A video of incident, which took place between 12pm and 12.30pm, was posted to Twitter by the girlfriend of the victim, who is being pinned to the ground by two white male police officers. She can be heard saying that they have broken one of her teeth. Someone saying “Put your phone away” can also be heard, presumably from one of the officers.
@Vanillaswirl who posted the footage said that the officers’ cameras were not turned on. She said this was another instance of racist and inappropriate force used by the police against black people.
Black people were stopped and searched at more than eight times the rate of white people in 2016/17. Asian people and those in the ‘mixed’ group were stopped and searched at more than twice the rate of whites. A 2016/17 report by StopWatch, Release and LSE – The Colour of Injustice: ‘Race’, drugs and law enforcement in England and Wales – showed that the use of stop and search has declined, but mainly on white people, indicating that the remaining use of the powers was more heavily concentrated on black and minority ethnic groups. Stop and search powers have been restrengthened anyway, rising by a third in the year to March 2019.
If any other member of the public exerted this kind of force on someone it would be deemed Grievous Bodily Harm (GBH). But just for the smell of a herb it seems to give the police special rights. Does the smell of cannabis really require someone to be tackled to the ground, resulting in breaking their tooth?
This happened on the eve of the one year anniversary of medical cannabis becoming ‘legislated’ in the UK. So far under 10 people have got access to an NHS prescription meaning the million plus that the law was said to be brought in for are still either suffering or having to source unregulated cannabis products, which could land them in a similar situation to what we have just seen.
Regardless of the fact that under 10 people have managed to get an NHS prescription, there are still individuals that have paid to get access to prescription cannabis privately. Now it seriously begs to question – what if the police had just rugby tackled a valid legal prescription-holding patient to the ground, and broken their tooth?
The only thing we can conclude here is that these overzealous and undereducted undercover cops played by the age old game of prejudice, whether conscious or unconscious.
They will be rightly shredded on the internet for being disgustingly racist. The police have a really bad record for picking on black and minority people in the UK and their main excuse is drug laws.

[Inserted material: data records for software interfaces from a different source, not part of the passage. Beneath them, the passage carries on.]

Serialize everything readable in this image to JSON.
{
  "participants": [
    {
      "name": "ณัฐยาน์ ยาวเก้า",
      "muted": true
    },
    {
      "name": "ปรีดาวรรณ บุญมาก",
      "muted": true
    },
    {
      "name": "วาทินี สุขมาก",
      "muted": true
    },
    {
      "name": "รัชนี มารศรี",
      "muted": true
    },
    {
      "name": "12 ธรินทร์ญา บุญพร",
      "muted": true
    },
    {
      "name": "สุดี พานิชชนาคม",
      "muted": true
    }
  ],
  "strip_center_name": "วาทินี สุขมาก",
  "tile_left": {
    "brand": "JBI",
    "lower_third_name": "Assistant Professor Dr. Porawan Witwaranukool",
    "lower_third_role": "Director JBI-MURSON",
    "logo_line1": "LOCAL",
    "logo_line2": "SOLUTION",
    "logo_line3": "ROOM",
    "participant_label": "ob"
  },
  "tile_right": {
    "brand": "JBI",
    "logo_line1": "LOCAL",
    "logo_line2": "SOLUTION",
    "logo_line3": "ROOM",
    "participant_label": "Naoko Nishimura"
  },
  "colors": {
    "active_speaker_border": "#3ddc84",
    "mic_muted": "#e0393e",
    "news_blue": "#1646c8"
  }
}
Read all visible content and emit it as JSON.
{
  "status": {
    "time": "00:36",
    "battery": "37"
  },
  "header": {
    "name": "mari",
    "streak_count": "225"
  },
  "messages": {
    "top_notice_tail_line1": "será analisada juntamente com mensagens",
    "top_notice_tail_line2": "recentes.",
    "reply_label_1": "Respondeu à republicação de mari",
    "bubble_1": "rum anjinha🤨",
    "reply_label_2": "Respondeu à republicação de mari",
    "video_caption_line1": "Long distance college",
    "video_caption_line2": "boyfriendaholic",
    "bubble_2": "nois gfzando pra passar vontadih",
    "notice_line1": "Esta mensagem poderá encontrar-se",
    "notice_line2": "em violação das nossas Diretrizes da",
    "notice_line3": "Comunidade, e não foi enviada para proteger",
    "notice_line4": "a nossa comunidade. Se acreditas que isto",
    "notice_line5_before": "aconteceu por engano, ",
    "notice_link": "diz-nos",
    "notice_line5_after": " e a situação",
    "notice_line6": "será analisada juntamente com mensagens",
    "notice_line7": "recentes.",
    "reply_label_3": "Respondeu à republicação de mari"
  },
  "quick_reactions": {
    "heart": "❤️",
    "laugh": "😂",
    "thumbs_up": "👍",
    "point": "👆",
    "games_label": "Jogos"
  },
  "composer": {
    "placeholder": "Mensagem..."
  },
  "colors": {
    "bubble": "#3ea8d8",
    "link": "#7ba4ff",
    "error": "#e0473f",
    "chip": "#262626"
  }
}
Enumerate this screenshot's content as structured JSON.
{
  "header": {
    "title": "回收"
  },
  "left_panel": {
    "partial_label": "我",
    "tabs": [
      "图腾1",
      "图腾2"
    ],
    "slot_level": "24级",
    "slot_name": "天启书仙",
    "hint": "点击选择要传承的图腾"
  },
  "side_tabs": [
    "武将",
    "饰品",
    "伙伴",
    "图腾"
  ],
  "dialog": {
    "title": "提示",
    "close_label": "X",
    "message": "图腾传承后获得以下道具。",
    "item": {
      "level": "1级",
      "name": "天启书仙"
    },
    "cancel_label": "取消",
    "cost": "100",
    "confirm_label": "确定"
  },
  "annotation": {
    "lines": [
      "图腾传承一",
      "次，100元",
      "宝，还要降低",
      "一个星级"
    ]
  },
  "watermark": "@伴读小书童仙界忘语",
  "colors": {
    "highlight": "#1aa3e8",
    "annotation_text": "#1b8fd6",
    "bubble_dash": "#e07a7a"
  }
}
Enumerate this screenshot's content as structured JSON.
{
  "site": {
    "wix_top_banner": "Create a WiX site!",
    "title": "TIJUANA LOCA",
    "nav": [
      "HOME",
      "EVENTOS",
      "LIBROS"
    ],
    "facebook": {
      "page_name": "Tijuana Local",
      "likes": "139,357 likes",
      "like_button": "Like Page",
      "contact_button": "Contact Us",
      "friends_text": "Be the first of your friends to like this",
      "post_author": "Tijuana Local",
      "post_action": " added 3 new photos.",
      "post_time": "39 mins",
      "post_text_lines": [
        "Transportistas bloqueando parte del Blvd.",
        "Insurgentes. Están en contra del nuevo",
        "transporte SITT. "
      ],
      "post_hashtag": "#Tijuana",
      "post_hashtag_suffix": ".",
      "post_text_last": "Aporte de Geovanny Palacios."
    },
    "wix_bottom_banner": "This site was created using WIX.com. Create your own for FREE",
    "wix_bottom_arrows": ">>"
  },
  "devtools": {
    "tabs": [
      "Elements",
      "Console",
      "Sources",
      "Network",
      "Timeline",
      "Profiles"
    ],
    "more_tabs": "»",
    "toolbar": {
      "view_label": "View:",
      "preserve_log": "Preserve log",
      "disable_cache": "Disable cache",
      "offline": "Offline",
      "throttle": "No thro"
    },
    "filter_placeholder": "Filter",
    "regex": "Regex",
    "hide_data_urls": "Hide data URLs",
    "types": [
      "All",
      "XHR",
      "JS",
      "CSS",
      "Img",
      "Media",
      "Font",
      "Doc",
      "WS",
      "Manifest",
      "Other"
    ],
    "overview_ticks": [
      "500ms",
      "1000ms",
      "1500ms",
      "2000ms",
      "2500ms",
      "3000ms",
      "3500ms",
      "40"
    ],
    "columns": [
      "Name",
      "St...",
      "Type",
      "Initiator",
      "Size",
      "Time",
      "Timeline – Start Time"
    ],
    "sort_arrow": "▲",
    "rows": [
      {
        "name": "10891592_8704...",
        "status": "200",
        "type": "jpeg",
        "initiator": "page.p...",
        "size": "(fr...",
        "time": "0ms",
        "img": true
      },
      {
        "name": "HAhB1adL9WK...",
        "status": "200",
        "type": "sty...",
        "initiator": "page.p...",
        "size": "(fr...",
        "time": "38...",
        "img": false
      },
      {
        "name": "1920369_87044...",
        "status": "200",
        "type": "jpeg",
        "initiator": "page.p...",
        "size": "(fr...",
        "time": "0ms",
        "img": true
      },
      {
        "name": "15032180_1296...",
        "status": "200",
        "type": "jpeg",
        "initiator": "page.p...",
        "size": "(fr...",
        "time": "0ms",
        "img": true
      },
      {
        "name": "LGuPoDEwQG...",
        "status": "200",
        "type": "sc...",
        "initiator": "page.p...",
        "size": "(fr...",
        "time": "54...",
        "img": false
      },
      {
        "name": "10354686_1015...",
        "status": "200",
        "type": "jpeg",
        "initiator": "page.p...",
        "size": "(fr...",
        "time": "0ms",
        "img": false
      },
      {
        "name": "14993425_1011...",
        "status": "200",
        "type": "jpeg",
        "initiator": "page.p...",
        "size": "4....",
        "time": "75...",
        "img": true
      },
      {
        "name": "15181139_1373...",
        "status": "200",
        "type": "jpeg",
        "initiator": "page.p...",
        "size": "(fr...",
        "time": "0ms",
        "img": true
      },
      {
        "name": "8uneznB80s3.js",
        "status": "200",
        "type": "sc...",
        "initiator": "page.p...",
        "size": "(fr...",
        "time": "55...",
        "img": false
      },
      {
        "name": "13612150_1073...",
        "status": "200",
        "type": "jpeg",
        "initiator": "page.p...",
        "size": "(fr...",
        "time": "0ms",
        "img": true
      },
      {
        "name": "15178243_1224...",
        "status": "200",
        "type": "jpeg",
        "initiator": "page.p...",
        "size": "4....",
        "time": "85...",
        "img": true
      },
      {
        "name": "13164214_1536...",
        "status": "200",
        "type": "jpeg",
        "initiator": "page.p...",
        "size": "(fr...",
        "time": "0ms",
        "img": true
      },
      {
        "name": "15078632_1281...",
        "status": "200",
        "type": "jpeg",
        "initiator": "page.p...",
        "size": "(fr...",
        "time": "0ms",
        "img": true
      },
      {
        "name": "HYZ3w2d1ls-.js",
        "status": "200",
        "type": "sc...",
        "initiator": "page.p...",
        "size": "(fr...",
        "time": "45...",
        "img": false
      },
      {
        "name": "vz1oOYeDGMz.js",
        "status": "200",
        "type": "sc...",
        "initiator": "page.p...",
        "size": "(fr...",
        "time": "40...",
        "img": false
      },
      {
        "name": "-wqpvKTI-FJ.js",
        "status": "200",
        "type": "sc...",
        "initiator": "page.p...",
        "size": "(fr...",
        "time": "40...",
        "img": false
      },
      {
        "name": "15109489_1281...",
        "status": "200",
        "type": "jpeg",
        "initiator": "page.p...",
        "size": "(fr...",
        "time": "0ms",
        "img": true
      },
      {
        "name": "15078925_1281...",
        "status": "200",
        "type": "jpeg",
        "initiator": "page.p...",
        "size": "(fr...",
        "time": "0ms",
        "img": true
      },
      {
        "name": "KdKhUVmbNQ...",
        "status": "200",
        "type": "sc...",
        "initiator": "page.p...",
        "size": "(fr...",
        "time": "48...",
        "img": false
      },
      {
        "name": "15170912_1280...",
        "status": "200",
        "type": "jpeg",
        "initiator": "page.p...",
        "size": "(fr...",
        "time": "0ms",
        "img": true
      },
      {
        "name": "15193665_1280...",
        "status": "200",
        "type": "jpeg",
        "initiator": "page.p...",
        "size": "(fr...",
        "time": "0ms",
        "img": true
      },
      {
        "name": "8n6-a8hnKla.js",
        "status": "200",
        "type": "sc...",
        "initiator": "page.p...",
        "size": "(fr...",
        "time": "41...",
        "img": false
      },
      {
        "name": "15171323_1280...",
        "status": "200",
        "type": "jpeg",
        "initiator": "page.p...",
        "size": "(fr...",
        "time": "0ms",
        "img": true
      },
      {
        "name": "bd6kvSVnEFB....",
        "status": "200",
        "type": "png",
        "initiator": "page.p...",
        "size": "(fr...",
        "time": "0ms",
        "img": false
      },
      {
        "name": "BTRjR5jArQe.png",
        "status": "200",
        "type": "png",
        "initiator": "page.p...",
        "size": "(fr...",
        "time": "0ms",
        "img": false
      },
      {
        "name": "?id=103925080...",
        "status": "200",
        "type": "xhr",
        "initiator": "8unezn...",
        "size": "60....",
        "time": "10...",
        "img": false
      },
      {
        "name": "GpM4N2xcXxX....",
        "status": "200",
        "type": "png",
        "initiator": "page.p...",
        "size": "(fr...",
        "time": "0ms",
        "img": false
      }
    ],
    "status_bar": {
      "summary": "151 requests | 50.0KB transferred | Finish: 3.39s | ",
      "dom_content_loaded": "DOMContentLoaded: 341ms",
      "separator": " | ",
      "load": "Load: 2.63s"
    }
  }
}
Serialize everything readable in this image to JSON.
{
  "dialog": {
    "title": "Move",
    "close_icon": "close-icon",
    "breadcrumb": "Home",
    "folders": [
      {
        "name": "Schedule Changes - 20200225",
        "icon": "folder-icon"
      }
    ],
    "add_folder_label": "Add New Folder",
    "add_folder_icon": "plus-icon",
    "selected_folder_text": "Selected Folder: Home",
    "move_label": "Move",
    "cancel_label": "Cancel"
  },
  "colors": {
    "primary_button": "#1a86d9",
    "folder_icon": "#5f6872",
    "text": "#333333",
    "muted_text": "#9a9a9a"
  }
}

Black people are also more than twice as likely to be charged if any drugs are found, according to Release. In 2009/10, 78% of black people caught in possession of cocaine by the Metropolitan Police were charged and 22% given cautions, while among white people 56% were given cautions and just 44% were charged. Black people are also five times more likely to be charged for possession of cannabis.
Did these two valiant badge flashers really think they were making society safer?
Here’s an example of how Twitter responded to the incident, which is still gaining much attention on the platform.